A soldier needs someone who can empathise with what he's been through. It isn't just stress: you need someone who understands what it is like to be next to someone who is killed in action. While you are in the Army, it feels like family. People understand. They've seen what you've seen. While serving in "the family", you patch things up, mentally. But once you are out, that has gone. There needs to be a much easier way for those who are out to reach out and tell someone they have a problem. There is no proper system. The main symptoms, otherwise, are drinking too much and wife-beating.

Now it takes most men months to go to the doctor and admit they have a lump on their testicle, or whatever. So imagine how difficult it is for a man to admit he has a major emotional problem. They are too proud to ask, so the combat stress just builds.

I see post-traumatic stress disorder (PTSD) as mainly a veterans issue, and there is anecdotal evidence that a lot of the people who are asking for help nowadays were serving in Northern Ireland in the 1980s. The Government just hasn't resourced the aftercare and the consequences of war. The MoD has not shown a lot of interest in remedying the situation, so it becomes an NHS problem, or at least that is the MoD's line. It needs to be a lifetime commitment. We are a long way behind the Americans in terms of care for veterans, where they've had major problems, not least with suicides. For the British, when casualty figures are high and you have a sense that you're not winning, of course the stress will increase.

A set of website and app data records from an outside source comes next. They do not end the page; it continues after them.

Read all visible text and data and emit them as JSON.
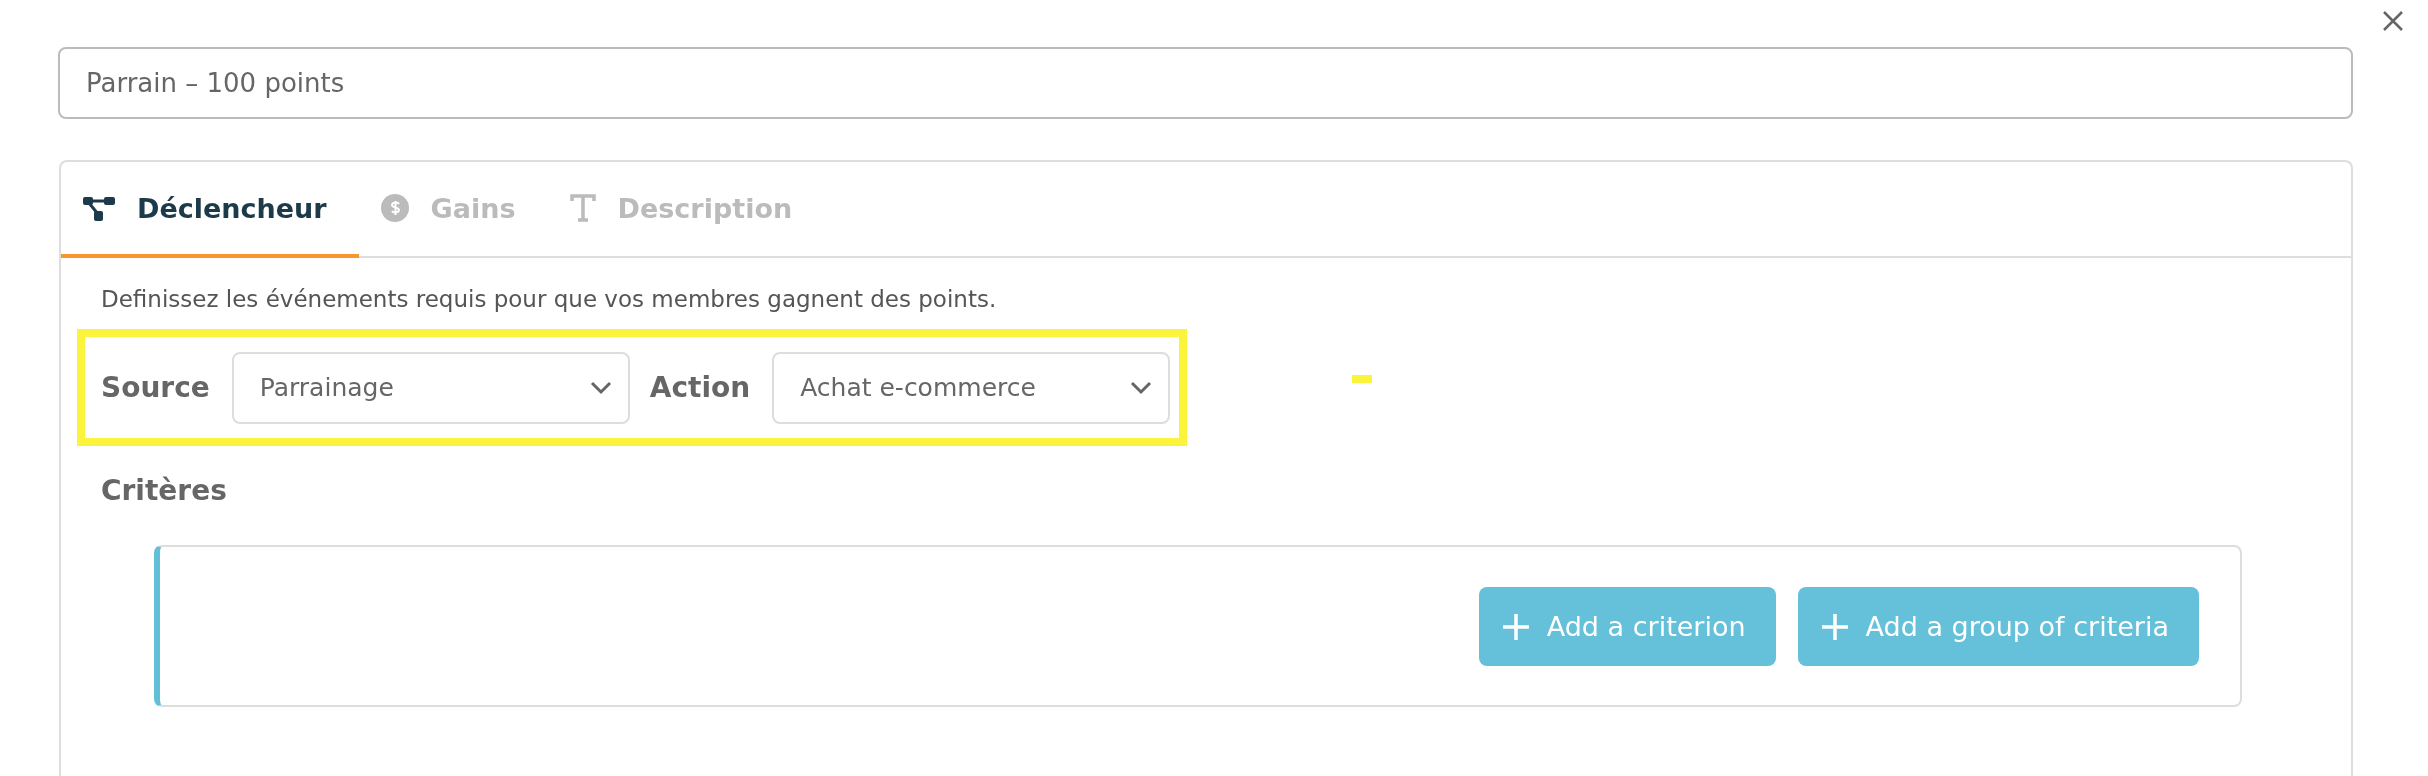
{
  "title_field": {
    "value": "Parrain – 100 points"
  },
  "tabs": [
    {
      "label": "Déclencheur",
      "selected": true
    },
    {
      "label": "Gains",
      "selected": false
    },
    {
      "label": "Description",
      "selected": false
    }
  ],
  "trigger": {
    "intro": "Definissez les événements requis pour que vos membres gagnent des points.",
    "source": {
      "label": "Source",
      "value": "Parrainage"
    },
    "action": {
      "label": "Action",
      "value": "Achat e-commerce"
    }
  },
  "criteria": {
    "title": "Critères",
    "buttons": [
      {
        "label": "Add a criterion"
      },
      {
        "label": "Add a group of criteria"
      }
    ]
  }
}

There are only a few centres set up by Combat Stress, so the charity can't meet the need. At best, a military doctor will refer a soldier to a civilian hospital and maintain a liaison, but you have to be lucky for that to happen.

You really need military people in the NHS, but the NHS won't pay, the MoD is broke, so you need some proper interdepartmental leadership, which just isn't there. To use the cliché, it really is a time bomb.

The author had experience of Iraq and Afghanistan while serving in the Army